  3. [...] Migrating MySQL latin1 to utf8 – Character Set Options Series Navigation«Migrating MySQL latin1 to utf8 – [...]

  4. Danny says:

    Hi! Great article was just about to go through the pains of migrating an production system when I stumbled upon your articles, very well explained!
    Now for the third part :-) any ETA on it?

    Best regards
    Danny

  5. [...] covered the preparation and character set options of performing a latin1 to utf8 MySQL migration, just how do you perform the migration [...]

  6. Winston Lim says:

    Hi,

    My database has been created using UTF-8, then I start to enter chinese character into this database, and it can display properly on my php page which is set to UTF-8.

    Later, I found out I forgot to use the SETNAME UTF8 and I added back, all the chinese character become grabled. I removed the SETNAME UTF8 option all become normal.

    Another case is when I use SETNAME UTF8 and enter chinese character, the character can be displayed properly.

    May I know what I should do if I want to use SETNAME UTF8 ?

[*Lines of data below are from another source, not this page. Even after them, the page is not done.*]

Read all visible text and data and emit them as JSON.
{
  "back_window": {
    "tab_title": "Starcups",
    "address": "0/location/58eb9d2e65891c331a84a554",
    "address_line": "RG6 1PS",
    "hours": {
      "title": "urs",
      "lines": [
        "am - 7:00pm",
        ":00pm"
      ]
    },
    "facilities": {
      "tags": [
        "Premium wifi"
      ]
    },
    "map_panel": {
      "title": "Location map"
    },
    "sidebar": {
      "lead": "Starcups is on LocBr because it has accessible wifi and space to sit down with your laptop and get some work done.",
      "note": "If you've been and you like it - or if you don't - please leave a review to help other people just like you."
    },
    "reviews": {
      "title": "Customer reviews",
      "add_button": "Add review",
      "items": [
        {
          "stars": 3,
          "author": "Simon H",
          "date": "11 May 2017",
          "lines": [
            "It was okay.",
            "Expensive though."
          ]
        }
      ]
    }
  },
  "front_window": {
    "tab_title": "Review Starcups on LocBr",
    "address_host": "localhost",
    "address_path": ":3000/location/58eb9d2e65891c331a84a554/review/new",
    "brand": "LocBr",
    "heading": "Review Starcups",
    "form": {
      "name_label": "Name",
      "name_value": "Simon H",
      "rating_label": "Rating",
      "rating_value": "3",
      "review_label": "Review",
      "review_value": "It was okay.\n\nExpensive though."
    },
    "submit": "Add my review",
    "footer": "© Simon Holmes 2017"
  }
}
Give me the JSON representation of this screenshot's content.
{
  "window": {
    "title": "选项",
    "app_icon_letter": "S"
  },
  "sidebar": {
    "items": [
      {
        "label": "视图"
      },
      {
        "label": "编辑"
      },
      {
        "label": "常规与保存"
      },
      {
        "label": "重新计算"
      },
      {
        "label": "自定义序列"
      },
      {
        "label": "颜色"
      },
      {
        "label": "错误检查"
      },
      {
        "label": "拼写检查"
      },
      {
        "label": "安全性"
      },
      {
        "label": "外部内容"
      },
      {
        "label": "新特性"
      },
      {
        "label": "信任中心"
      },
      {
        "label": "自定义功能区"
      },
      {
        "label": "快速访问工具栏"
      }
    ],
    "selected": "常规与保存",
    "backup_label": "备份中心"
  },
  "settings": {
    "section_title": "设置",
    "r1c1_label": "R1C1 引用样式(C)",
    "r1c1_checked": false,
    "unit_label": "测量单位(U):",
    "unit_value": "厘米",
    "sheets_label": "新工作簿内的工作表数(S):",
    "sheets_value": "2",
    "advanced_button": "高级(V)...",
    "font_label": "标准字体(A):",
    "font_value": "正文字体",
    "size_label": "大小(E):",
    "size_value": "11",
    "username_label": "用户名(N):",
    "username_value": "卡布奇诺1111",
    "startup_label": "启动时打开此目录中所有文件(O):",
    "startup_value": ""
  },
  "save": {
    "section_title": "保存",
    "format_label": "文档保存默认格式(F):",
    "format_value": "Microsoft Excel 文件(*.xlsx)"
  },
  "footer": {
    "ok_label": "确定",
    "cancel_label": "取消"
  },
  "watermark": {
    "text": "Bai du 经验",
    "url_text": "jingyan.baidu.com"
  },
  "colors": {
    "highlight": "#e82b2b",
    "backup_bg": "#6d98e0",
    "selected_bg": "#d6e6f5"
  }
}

    mysql> use volunteersys;
    Database changed
    mysql> SHOW VARIABLES LIKE ‘char%’;
    +————————–+———————————-+
    | Variable_name | Value |
    +————————–+———————————-+
    | character_set_client | latin1 |
    | character_set_connection | latin1 |
    | character_set_database | utf8 |
    | character_set_filesystem | binary |
    | character_set_results | latin1 |
    | character_set_server | latin1 |
    | character_set_system | utf8 |
    | character_sets_dir | /opt/lampp/share/mysql/charsets/ |
    +————————–+———————————-+

  7. AAA says:

    Great post! Help me a lot. Thanks.

  8. [...] Part 1 of a series of articles regarding MySQL character set conversion. Be sure to also check out character set options and the process for more [...]

  9. Sara says:

    Hi Ronald, I have converted my website to utf-8 i.e the sql db and all the code pages.
    Still I have problems with the “Contact Us” page and the emails.
    After doing extensive search I found:

    // This is the preferred way to change the charset.
    //Using mysql_query() to execute SET NAMES .. is NOT recommended.
    //Ref: http://php.net/manual/en/function.mysql-set-charset.php:

    mysql_set_charset(‘utf8′);

    My question is should I have that line before or after:

    mysql_query(“SET CHARACTER SET utf8″);

    or is this line redundant?

    My site’s code pages are all in php and is multilingual.

    Many thanks for your advice.

    Sara